Spinal Cord Disorders

Spinal cord disorders may be both traumatic and non-traumatic in nature. Non-traumatic occurrences may be linked to arthritis, development of cancerous tumors, infections and/or degeneration of the spine. Traumatic spine injury may result from an injury, accident, such as a construction or trucker accident and blunt forces such as, a gunshot wound that causes deep damage to the spinal cord.

Symptoms of a Spinal Cord Disorder  

There are a wide variety of symptoms that may relate to spinal cord disorders, depending upon the type of disorder and extent of the condition. Some of the more common generalized symptoms may include, but may not be limited to one or more of the following.   

  • Back ache
  •  Feeling of burning sensations in various parts of the body
  •  Extreme stinging sensation in the body
  •  Muscle spasm sensations
  •  Loss of sensation of hot and cold
  •  Gradual loss in muscle strength
  •  Decreased skin sensitivity

More serious symptoms, relating to spinal cord injury, include:

  • Changes in the circulatory, respiratory and sexual functioning
  •  Gradual loss of control over bladder and bowel movements
  •  Neurological Deficits
  •  Paralysis
  •  Difficulty breathing

Spinal Cord Disorder Diagnosis and Treatment  

Injury to the spinal cord is often a case of emergency. If the individual is not fully awake, has a stiff neck and generalized weakness, the physician may immediately order certain diagnostic tests. Amongst the above mentioned symptoms, CT scan, MRI and X-rays are performed to diagnose spinal injury. In the event of a past injury, the physician may conduct a specific neurological examination to test for muscle strength and sensation.

The diagnosis of spinal cord disorders may be similar in nature to a spinal injury, along with a comprehensive consultation to review symptoms, medical history, evaluation of functional and neurological capacity, as well as, other diagnostic tests to rule out other possible conditions.

Treatment for Spinal Disorders and Injuries

Individuals suffering from an initial spinal injury may be stabilized with the assistance of traction to immobilize the injured part of the body for a certain time period. The nature of treatment for individuals suffering from a spinal cord injury or a spinal disorder relates to the results of diagnostic testing, treatment for root causes and secondary conditions, the medical provider’s area of expertise and your choice after careful review of the options when possible.  The least invasive approach is the first approach, barring emergent care needs.  Medications, such as, anti-pain medication and anti-inflammatory medication may be helpful.   Proper nutrition and exercise is often part of long term recommendations, as directed by the treating physician.  

A Orthopedic Surgeon, Neurologist, Neurosurgeon, Chiropractor, and Chronic Pain Management Provider may have specific recommendations that relate to their area of expertise which may include:

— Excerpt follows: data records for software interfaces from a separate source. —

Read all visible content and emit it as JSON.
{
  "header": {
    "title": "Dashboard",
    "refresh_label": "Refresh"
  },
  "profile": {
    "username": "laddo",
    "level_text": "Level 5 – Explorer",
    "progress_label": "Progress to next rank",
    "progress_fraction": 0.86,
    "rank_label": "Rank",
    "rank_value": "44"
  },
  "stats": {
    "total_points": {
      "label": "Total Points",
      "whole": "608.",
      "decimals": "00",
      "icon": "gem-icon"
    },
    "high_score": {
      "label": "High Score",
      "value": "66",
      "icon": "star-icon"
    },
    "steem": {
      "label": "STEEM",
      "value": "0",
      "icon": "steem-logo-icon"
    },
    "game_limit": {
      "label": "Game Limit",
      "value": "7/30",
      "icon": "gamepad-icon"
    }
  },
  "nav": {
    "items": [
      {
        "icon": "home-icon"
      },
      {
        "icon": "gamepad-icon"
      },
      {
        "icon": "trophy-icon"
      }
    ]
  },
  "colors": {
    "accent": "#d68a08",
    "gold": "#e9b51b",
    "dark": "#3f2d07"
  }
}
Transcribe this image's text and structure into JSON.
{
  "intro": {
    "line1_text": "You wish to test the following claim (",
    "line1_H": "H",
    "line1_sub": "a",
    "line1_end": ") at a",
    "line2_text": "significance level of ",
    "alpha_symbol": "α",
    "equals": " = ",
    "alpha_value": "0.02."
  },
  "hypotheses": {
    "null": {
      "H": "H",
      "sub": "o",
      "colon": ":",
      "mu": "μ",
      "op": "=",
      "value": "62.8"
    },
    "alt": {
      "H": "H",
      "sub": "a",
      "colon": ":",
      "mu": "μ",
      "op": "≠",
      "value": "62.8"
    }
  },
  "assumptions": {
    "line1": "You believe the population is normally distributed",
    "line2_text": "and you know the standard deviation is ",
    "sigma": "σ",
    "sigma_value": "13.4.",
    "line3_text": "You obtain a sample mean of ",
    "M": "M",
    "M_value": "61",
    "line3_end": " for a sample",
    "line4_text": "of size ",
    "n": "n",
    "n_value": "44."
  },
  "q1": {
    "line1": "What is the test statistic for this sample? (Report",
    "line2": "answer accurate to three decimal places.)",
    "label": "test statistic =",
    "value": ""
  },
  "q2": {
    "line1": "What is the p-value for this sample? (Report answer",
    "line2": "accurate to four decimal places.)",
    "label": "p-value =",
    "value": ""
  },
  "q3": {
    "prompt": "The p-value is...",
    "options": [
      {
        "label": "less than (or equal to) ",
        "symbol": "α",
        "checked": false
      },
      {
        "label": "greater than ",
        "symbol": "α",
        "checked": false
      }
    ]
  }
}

Physical therapy, other non-invasive modalities, medications, and/or orthopedic surgical approaches, if the individual’s response to less invasive approaches fail- involving an Orthopedic Surgeon.

Medications or neurosurgery, involving a neurosurgeon, such as Minimally Invasive Spine Surgery

Occupational, physical therapy, cognitive behavioral therapy, possibly a referral from a Neurologist.    

Spinal Adjustments and adjuncts for pain management, from a Chiropractor.

Pain Management Therapies from a Chronic Pain Management Treatment Provider, such as Acupuncture, Biofeedback, Massage, Tai Chi, Meditation, and other mindful techniques.

The Outcome from a Spinal Disorder or Spinal Injury

There may be different statistics associated with the results for specific treatments that relate to the specific type of disorder or injury that you have, which should be reviewed with your treatment care provider during a Q and A session.  Your own personal provider may also track their success and complication rate from treatment.

Serious spinal cord injuries and conditions may involve a long term treatment plan and Rehabilitation to develop new skills to help compensate for any disabilities. Counseling may be part of the treatment plan to help manage any emotional issues.

It is important to recognize that medications and medical procedures are associated with benefits and risks that should be discussed with your physician. It is important to recognize that all information contained on this website cannot be considered to be specific medical diagnosis, medical treatment, or medical advice. As always, you should consult with a physician regarding any medical condition. Your Health Access disclaims any liability for the decisions you make based on this information.